> [WORK ORDER]: Return, from the data below, each line that contains the word "planejament".

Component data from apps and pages
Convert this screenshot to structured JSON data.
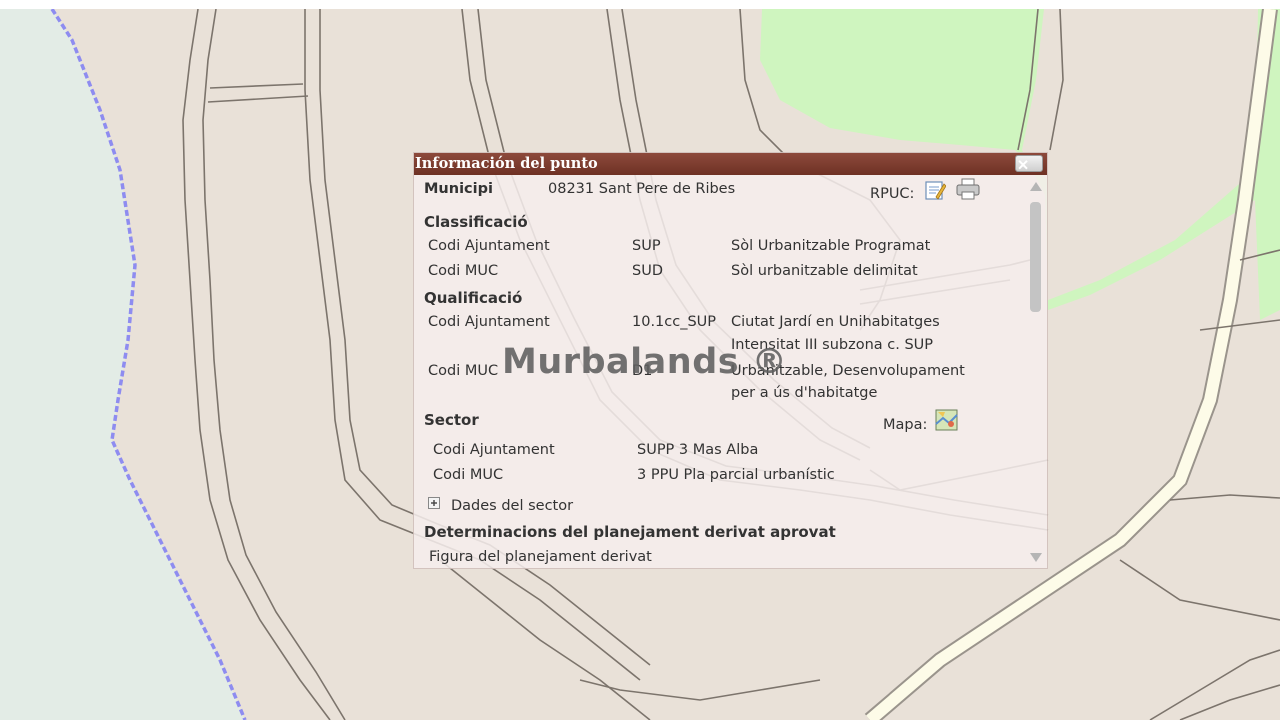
{
  "popup": {
    "title": "Información del punto",
    "close_label": "✕",
    "municipi": {
      "label": "Municipi",
      "value": "08231 Sant Pere de Ribes"
    },
    "rpuc_label": "RPUC:",
    "classificacio": {
      "heading": "Classificació",
      "rows": [
        {
          "label": "Codi Ajuntament",
          "code": "SUP",
          "desc": "Sòl Urbanitzable Programat"
        },
        {
          "label": "Codi MUC",
          "code": "SUD",
          "desc": "Sòl urbanitzable delimitat"
        }
      ]
    },
    "qualificacio": {
      "heading": "Qualificació",
      "rows": [
        {
          "label": "Codi Ajuntament",
          "code": "10.1cc_SUP",
          "desc1": "Ciutat Jardí en Unihabitatges",
          "desc2": "Intensitat III subzona c. SUP"
        },
        {
          "label": "Codi MUC",
          "code": "D1",
          "desc1": "Urbanitzable, Desenvolupament",
          "desc2": "per a ús d'habitatge"
        }
      ]
    },
    "sector": {
      "heading": "Sector",
      "mapa_label": "Mapa:",
      "rows": [
        {
          "label": "Codi Ajuntament",
          "value": "SUPP 3 Mas Alba"
        },
        {
          "label": "Codi MUC",
          "value": "3 PPU Pla parcial urbanístic"
        }
      ],
      "expand_label": "Dades del sector"
    },
    "determinacions": {
      "heading": "Determinacions del planejament derivat aprovat",
      "first_item": "Figura del planejament derivat"
    }
  },
  "watermark": "Murbalands ®",
  "icons": {
    "edit": "edit-document-icon",
    "print": "printer-icon",
    "map": "map-icon",
    "expand": "plus-box-icon"
  },
  "colors": {
    "map_background": "#e9e1d8",
    "water": "#e3ece6",
    "green_zone": "#cff5bf",
    "road_fill": "#fdfbe8",
    "boundary": "#8e8cf0",
    "title_bar": "#7a3a2d"
  }
}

> [ANSWER TO THIS PROBLEM]:
      "heading": "Determinacions del planejament derivat aprovat",
      "first_item": "Figura del planejament derivat"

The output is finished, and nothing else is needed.